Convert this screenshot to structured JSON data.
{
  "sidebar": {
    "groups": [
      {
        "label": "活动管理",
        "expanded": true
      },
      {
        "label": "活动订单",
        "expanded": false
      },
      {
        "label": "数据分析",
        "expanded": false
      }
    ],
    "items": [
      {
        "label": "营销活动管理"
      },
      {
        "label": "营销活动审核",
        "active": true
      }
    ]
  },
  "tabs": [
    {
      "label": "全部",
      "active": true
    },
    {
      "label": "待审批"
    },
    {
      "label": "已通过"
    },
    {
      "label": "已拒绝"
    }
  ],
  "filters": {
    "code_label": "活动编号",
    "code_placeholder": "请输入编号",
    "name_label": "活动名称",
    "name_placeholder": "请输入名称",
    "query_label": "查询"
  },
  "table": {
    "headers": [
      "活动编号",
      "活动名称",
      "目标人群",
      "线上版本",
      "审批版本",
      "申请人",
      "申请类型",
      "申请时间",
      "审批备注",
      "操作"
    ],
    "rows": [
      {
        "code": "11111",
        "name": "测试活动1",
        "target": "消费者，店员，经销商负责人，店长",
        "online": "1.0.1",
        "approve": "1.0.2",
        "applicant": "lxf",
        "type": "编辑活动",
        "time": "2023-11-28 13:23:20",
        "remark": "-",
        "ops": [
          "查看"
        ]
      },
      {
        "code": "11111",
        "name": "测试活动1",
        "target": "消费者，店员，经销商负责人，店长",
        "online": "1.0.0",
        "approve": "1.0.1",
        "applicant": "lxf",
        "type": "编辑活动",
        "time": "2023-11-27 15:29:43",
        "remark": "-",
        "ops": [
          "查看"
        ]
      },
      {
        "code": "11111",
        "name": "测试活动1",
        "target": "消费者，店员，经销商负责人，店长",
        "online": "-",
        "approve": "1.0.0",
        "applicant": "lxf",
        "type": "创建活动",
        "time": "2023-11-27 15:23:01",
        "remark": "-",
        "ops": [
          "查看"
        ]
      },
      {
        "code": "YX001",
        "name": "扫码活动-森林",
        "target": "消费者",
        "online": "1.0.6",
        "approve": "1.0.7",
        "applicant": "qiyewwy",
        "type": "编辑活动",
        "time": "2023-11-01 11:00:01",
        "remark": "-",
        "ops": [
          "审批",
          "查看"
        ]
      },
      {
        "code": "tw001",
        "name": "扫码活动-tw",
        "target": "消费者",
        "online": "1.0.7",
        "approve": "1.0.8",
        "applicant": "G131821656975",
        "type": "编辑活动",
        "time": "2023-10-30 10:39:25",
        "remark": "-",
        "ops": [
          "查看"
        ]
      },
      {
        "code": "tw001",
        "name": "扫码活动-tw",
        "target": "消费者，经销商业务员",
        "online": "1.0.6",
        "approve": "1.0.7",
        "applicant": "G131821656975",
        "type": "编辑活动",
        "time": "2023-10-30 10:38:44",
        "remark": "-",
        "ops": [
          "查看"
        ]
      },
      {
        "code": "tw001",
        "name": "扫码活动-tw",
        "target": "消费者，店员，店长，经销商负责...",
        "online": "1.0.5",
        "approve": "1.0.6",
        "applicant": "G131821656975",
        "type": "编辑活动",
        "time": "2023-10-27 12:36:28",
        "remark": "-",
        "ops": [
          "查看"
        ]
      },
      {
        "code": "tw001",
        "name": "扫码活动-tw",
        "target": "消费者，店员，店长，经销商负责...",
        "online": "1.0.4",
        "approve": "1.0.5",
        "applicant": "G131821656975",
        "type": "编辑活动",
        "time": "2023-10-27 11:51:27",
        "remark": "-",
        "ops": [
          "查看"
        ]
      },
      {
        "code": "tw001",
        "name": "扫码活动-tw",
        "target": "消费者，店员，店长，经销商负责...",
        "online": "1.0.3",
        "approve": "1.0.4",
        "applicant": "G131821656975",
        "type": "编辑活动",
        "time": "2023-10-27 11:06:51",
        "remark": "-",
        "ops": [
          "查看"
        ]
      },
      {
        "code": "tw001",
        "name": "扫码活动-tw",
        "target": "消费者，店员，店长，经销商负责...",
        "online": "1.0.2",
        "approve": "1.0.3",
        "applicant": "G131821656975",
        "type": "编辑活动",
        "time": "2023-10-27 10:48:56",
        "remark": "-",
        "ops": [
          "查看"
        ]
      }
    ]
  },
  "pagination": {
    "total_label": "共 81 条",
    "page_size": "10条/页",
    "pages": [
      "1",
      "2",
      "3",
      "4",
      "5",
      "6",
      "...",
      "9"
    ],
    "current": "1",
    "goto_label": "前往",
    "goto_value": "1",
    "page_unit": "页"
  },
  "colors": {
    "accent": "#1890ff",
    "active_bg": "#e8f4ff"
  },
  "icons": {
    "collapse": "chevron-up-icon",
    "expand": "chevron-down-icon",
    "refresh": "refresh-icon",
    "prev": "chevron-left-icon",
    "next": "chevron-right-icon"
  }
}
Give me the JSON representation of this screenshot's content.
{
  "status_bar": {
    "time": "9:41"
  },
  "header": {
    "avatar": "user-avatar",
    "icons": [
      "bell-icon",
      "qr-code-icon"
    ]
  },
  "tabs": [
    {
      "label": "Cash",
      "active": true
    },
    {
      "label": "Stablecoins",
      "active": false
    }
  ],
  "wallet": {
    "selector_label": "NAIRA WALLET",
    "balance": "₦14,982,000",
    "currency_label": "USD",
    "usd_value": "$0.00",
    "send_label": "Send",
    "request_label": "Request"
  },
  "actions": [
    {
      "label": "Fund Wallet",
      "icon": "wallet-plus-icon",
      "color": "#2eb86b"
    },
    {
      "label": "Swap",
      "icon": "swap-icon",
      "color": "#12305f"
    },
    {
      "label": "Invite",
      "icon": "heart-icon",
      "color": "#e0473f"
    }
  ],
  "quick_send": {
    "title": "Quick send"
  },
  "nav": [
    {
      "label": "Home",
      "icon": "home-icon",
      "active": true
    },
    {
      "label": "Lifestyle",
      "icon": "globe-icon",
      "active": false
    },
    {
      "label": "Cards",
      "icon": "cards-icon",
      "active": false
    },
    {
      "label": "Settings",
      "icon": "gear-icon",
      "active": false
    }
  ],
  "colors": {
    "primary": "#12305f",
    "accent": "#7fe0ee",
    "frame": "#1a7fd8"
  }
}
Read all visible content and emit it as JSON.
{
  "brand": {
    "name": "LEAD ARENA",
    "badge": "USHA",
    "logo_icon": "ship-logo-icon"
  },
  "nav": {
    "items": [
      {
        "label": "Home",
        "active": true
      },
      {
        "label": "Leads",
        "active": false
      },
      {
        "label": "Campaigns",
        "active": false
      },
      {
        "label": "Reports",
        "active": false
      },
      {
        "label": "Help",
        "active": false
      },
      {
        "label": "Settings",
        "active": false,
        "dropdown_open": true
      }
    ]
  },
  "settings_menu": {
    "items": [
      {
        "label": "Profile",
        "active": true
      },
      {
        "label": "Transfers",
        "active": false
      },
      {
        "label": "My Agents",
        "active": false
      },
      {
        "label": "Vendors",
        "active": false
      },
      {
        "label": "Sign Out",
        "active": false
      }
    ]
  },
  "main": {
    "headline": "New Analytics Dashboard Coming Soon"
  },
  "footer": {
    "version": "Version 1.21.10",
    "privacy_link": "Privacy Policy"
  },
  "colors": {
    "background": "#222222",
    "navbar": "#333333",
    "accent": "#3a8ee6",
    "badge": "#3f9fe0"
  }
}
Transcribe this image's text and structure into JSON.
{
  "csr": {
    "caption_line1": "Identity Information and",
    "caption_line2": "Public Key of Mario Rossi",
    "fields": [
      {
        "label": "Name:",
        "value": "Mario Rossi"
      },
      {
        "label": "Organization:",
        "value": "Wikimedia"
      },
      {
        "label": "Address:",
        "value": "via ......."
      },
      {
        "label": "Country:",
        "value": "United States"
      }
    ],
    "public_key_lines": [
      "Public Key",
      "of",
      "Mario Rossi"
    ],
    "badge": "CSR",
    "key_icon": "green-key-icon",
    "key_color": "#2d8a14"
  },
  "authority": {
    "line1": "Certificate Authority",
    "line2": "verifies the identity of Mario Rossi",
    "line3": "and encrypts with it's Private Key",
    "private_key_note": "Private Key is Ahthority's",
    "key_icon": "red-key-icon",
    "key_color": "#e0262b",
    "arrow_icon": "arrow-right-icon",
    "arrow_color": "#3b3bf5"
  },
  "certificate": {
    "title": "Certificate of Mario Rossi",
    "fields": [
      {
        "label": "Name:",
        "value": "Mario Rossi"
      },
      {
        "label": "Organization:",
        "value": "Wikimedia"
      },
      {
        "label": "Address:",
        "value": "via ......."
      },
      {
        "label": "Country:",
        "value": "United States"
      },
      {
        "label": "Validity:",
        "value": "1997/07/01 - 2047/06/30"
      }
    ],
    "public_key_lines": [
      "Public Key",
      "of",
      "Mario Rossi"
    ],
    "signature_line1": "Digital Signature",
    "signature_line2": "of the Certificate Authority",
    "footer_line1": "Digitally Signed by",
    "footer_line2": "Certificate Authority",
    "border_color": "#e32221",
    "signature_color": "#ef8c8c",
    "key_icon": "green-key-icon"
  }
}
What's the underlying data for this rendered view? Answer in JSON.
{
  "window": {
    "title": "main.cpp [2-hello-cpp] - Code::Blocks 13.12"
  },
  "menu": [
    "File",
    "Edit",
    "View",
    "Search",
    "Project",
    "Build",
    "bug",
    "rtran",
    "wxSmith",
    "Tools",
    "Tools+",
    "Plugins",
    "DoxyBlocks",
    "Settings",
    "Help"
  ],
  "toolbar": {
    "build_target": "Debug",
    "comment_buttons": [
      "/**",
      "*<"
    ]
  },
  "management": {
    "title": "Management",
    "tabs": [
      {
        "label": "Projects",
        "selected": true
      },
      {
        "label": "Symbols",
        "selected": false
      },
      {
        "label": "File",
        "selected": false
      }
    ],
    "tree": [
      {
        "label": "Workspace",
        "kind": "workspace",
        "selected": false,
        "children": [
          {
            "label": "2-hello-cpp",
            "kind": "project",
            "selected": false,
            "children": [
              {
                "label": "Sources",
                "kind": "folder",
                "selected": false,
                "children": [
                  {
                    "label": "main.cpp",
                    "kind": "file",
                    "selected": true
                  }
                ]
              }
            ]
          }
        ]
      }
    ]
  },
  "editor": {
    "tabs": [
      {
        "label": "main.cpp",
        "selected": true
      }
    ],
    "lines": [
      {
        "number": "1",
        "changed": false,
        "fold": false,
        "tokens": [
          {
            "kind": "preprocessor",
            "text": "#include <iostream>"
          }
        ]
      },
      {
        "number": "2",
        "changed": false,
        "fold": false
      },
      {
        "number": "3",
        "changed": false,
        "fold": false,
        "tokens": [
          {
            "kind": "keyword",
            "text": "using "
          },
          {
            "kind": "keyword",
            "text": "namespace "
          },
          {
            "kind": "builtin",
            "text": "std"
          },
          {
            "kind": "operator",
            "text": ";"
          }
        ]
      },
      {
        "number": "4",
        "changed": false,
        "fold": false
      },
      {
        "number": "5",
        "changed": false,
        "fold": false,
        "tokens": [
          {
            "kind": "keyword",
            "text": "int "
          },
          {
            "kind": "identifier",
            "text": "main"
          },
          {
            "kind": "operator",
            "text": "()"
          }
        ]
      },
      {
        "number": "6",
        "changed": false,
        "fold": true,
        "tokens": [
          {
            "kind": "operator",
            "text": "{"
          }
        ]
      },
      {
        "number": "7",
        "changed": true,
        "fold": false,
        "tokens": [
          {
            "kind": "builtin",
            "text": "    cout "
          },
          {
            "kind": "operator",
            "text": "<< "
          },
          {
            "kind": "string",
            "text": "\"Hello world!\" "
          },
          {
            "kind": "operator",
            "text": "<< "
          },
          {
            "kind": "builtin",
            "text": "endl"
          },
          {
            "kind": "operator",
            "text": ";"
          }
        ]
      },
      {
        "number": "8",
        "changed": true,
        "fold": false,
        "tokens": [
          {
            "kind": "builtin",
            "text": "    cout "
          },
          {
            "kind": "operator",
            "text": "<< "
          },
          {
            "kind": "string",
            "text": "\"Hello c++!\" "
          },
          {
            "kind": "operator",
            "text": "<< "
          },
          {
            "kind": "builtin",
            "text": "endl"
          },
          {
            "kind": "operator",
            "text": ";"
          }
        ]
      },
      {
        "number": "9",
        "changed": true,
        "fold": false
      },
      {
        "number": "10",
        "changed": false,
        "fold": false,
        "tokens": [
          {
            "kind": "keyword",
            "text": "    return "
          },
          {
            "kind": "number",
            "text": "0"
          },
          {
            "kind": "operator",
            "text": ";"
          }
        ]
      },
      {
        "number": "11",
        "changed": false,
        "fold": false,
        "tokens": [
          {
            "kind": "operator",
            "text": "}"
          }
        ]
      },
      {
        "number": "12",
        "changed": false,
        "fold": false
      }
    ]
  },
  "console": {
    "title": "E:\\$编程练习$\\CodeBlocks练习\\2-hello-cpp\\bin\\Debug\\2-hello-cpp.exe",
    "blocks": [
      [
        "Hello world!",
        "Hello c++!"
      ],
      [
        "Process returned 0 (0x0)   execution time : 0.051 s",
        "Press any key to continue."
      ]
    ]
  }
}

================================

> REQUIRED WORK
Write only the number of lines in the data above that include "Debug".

> SOLVED PROBLEM
2